§ Your task: Repeat each record below exactly as given.

§ Dataset records:
·····

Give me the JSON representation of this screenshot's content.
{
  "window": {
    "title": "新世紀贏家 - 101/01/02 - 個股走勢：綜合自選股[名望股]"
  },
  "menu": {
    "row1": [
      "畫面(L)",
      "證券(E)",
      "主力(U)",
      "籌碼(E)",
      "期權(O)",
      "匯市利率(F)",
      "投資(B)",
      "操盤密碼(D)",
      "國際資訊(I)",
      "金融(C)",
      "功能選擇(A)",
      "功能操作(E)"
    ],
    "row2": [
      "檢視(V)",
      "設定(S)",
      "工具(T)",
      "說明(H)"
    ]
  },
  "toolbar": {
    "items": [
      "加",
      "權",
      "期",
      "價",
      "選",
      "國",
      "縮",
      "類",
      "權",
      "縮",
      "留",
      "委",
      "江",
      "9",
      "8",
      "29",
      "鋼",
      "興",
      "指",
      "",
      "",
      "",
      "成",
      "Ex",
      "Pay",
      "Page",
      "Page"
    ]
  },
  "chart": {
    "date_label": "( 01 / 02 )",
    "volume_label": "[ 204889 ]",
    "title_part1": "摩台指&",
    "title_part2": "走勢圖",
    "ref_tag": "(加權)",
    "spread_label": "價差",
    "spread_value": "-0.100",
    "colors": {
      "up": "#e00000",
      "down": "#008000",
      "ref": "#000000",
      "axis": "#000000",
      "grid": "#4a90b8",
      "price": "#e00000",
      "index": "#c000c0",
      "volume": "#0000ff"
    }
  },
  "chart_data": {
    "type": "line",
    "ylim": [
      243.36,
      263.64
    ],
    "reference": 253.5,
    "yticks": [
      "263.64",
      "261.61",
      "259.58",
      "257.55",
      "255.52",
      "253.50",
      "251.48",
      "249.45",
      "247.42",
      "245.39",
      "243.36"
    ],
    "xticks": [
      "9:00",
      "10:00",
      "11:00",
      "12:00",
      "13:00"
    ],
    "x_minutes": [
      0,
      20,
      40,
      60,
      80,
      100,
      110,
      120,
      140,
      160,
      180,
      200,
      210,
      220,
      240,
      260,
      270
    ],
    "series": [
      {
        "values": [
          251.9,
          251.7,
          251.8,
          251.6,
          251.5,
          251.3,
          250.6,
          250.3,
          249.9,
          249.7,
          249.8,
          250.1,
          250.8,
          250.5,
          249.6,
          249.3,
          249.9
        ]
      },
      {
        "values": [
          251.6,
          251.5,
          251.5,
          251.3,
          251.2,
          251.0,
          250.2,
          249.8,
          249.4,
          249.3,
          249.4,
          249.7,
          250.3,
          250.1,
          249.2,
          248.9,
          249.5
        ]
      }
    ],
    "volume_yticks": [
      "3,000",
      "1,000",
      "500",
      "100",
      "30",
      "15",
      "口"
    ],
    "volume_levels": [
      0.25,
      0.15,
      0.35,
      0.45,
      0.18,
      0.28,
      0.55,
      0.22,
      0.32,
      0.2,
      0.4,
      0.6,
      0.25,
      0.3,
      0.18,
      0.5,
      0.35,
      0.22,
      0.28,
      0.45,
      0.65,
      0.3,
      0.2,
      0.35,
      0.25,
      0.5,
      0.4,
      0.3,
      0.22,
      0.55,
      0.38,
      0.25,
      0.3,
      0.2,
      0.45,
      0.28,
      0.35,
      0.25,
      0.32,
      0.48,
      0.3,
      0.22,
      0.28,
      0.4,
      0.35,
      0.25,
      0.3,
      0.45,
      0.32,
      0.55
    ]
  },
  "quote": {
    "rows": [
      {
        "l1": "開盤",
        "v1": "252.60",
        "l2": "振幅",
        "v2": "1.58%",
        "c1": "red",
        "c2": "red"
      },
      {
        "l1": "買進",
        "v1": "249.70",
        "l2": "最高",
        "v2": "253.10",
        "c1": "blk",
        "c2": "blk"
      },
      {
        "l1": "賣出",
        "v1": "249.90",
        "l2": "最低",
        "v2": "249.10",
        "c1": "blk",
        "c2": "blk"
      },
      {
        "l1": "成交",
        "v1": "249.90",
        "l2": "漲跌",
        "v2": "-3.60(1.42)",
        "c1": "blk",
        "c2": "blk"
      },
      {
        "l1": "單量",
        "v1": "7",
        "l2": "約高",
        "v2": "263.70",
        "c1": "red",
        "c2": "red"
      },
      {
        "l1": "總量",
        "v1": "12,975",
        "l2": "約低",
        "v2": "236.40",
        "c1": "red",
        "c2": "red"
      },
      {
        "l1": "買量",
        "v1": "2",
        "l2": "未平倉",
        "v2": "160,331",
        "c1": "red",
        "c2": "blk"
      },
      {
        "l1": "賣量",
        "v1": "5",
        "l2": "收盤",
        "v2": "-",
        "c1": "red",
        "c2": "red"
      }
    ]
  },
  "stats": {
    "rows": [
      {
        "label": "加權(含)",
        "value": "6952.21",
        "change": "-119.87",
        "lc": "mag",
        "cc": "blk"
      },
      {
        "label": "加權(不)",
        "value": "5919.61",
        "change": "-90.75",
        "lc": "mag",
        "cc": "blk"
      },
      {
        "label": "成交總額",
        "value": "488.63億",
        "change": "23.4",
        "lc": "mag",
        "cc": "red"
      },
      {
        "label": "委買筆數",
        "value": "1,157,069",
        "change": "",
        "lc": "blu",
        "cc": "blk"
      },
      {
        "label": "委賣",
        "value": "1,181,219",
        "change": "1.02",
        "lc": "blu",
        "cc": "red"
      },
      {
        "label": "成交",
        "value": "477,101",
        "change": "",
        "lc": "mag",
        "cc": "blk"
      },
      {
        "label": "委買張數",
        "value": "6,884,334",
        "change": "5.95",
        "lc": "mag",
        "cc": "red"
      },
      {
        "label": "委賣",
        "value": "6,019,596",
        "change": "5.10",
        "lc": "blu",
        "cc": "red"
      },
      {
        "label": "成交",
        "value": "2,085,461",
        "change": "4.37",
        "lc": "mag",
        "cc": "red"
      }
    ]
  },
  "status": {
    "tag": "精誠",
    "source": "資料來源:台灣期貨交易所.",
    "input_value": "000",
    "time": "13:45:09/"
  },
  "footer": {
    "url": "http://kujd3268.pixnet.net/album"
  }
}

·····

§ Final answer:
Give me the JSON representation of this screenshot's content.
{
  "window": {
    "title": "新世紀贏家 - 101/01/02 - 個股走勢：綜合自選股[名望股]"
  },
  "menu": {
    "row1": [
      "畫面(L)",
      "證券(E)",
      "主力(U)",
      "籌碼(E)",
      "期權(O)",
      "匯市利率(F)",
      "投資(B)",
      "操盤密碼(D)",
      "國際資訊(I)",
      "金融(C)",
      "功能選擇(A)",
      "功能操作(E)"
    ],
    "row2": [
      "檢視(V)",
      "設定(S)",
      "工具(T)",
      "說明(H)"
    ]
  },
  "toolbar": {
    "items": [
      "加",
      "權",
      "期",
      "價",
      "選",
      "國",
      "縮",
      "類",
      "權",
      "縮",
      "留",
      "委",
      "江",
      "9",
      "8",
      "29",
      "鋼",
      "興",
      "指",
      "",
      "",
      "",
      "成",
      "Ex",
      "Pay",
      "Page",
      "Page"
    ]
  },
  "chart": {
    "date_label": "( 01 / 02 )",
    "volume_label": "[ 204889 ]",
    "title_part1": "摩台指&",
    "title_part2": "走勢圖",
    "ref_tag": "(加權)",
    "spread_label": "價差",
    "spread_value": "-0.100",
    "colors": {
      "up": "#e00000",
      "down": "#008000",
      "ref": "#000000",
      "axis": "#000000",
      "grid": "#4a90b8",
      "price": "#e00000",
      "index": "#c000c0",
      "volume": "#0000ff"
    }
  },
  "chart_data": {
    "type": "line",
    "ylim": [
      243.36,
      263.64
    ],
    "reference": 253.5,
    "yticks": [
      "263.64",
      "261.61",
      "259.58",
      "257.55",
      "255.52",
      "253.50",
      "251.48",
      "249.45",
      "247.42",
      "245.39",
      "243.36"
    ],
    "xticks": [
      "9:00",
      "10:00",
      "11:00",
      "12:00",
      "13:00"
    ],
    "x_minutes": [
      0,
      20,
      40,
      60,
      80,
      100,
      110,
      120,
      140,
      160,
      180,
      200,
      210,
      220,
      240,
      260,
      270
    ],
    "series": [
      {
        "values": [
          251.9,
          251.7,
          251.8,
          251.6,
          251.5,
          251.3,
          250.6,
          250.3,
          249.9,
          249.7,
          249.8,
          250.1,
          250.8,
          250.5,
          249.6,
          249.3,
          249.9
        ]
      },
      {
        "values": [
          251.6,
          251.5,
          251.5,
          251.3,
          251.2,
          251.0,
          250.2,
          249.8,
          249.4,
          249.3,
          249.4,
          249.7,
          250.3,
          250.1,
          249.2,
          248.9,
          249.5
        ]
      }
    ],
    "volume_yticks": [
      "3,000",
      "1,000",
      "500",
      "100",
      "30",
      "15",
      "口"
    ],
    "volume_levels": [
      0.25,
      0.15,
      0.35,
      0.45,
      0.18,
      0.28,
      0.55,
      0.22,
      0.32,
      0.2,
      0.4,
      0.6,
      0.25,
      0.3,
      0.18,
      0.5,
      0.35,
      0.22,
      0.28,
      0.45,
      0.65,
      0.3,
      0.2,
      0.35,
      0.25,
      0.5,
      0.4,
      0.3,
      0.22,
      0.55,
      0.38,
      0.25,
      0.3,
      0.2,
      0.45,
      0.28,
      0.35,
      0.25,
      0.32,
      0.48,
      0.3,
      0.22,
      0.28,
      0.4,
      0.35,
      0.25,
      0.3,
      0.45,
      0.32,
      0.55
    ]
  },
  "quote": {
    "rows": [
      {
        "l1": "開盤",
        "v1": "252.60",
        "l2": "振幅",
        "v2": "1.58%",
        "c1": "red",
        "c2": "red"
      },
      {
        "l1": "買進",
        "v1": "249.70",
        "l2": "最高",
        "v2": "253.10",
        "c1": "blk",
        "c2": "blk"
      },
      {
        "l1": "賣出",
        "v1": "249.90",
        "l2": "最低",
        "v2": "249.10",
        "c1": "blk",
        "c2": "blk"
      },
      {
        "l1": "成交",
        "v1": "249.90",
        "l2": "漲跌",
        "v2": "-3.60(1.42)",
        "c1": "blk",
        "c2": "blk"
      },
      {
        "l1": "單量",
        "v1": "7",
        "l2": "約高",
        "v2": "263.70",
        "c1": "red",
        "c2": "red"
      },
      {
        "l1": "總量",
        "v1": "12,975",
        "l2": "約低",
        "v2": "236.40",
        "c1": "red",
        "c2": "red"
      },
      {
        "l1": "買量",
        "v1": "2",
        "l2": "未平倉",
        "v2": "160,331",
        "c1": "red",
        "c2": "blk"
      },
      {
        "l1": "賣量",
        "v1": "5",
        "l2": "收盤",
        "v2": "-",
        "c1": "red",
        "c2": "red"
      }
    ]
  },
  "stats": {
    "rows": [
      {
        "label": "加權(含)",
        "value": "6952.21",
        "change": "-119.87",
        "lc": "mag",
        "cc": "blk"
      },
      {
        "label": "加權(不)",
        "value": "5919.61",
        "change": "-90.75",
        "lc": "mag",
        "cc": "blk"
      },
      {
        "label": "成交總額",
        "value": "488.63億",
        "change": "23.4",
        "lc": "mag",
        "cc": "red"
      },
      {
        "label": "委買筆數",
        "value": "1,157,069",
        "change": "",
        "lc": "blu",
        "cc": "blk"
      },
      {
        "label": "委賣",
        "value": "1,181,219",
        "change": "1.02",
        "lc": "blu",
        "cc": "red"
      },
      {
        "label": "成交",
        "value": "477,101",
        "change": "",
        "lc": "mag",
        "cc": "blk"
      },
      {
        "label": "委買張數",
        "value": "6,884,334",
        "change": "5.95",
        "lc": "mag",
        "cc": "red"
      },
      {
        "label": "委賣",
        "value": "6,019,596",
        "change": "5.10",
        "lc": "blu",
        "cc": "red"
      },
      {
        "label": "成交",
        "value": "2,085,461",
        "change": "4.37",
        "lc": "mag",
        "cc": "red"
      }
    ]
  },
  "status": {
    "tag": "精誠",
    "source": "資料來源:台灣期貨交易所.",
    "input_value": "000",
    "time": "13:45:09/"
  },
  "footer": {
    "url": "http://kujd3268.pixnet.net/album"
  }
}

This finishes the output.